In her work Wild, which includes several performances, she takes possession of “the best bedroom.” [Her] work refers to an invisible history, in this case that of the First Nations tribes who were the earliest inhabitants of that land on which The Grange stands. Through her physical occupancy of the four-poster bed, now re-covered in hair and beaver pelts, Belmore plays the role of the unexpected and historically unwelcome guest in the most intimate room in the house.
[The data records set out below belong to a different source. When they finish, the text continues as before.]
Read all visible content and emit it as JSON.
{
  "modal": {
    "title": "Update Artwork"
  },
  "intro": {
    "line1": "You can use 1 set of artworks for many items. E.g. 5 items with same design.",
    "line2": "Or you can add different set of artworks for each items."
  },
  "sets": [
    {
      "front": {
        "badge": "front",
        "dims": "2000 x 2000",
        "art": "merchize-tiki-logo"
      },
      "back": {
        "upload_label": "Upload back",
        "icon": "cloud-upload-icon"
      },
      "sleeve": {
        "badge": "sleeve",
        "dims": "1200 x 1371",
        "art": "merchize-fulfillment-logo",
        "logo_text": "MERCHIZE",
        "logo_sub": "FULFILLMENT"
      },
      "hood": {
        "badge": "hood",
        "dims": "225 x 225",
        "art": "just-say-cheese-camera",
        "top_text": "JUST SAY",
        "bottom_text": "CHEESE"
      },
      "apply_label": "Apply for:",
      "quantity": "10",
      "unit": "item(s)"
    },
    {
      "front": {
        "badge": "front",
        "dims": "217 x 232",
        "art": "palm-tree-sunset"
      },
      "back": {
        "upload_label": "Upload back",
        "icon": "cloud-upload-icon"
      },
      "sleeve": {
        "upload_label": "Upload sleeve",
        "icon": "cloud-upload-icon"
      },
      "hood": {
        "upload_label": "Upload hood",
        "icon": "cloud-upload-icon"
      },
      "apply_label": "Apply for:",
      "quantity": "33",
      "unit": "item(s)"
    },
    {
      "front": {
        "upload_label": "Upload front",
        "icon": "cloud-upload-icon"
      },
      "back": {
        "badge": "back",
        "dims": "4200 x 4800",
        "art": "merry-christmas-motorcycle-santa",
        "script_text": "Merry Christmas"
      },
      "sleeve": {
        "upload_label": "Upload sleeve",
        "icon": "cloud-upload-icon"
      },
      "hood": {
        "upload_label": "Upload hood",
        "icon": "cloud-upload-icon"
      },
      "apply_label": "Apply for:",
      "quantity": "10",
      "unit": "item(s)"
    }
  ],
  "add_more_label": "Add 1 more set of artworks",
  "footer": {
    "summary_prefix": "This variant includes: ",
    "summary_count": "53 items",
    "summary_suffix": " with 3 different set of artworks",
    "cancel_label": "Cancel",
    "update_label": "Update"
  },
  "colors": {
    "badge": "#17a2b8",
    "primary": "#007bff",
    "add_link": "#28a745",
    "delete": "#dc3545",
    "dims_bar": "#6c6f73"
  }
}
Through this work she enacts a layered redressing of history while fulfilling the fantasy of finding a comfortable, even luxurious, place to stay in a hostile world – a world that saw her ancestors as potential aggressors to be feared.
Jessica Bradley and Gillian MacKay, eds., House Guests: The Grange 1817 to Today, Art Gallery of Ontario, 2001
Photo credit: Art Gallery of Ontario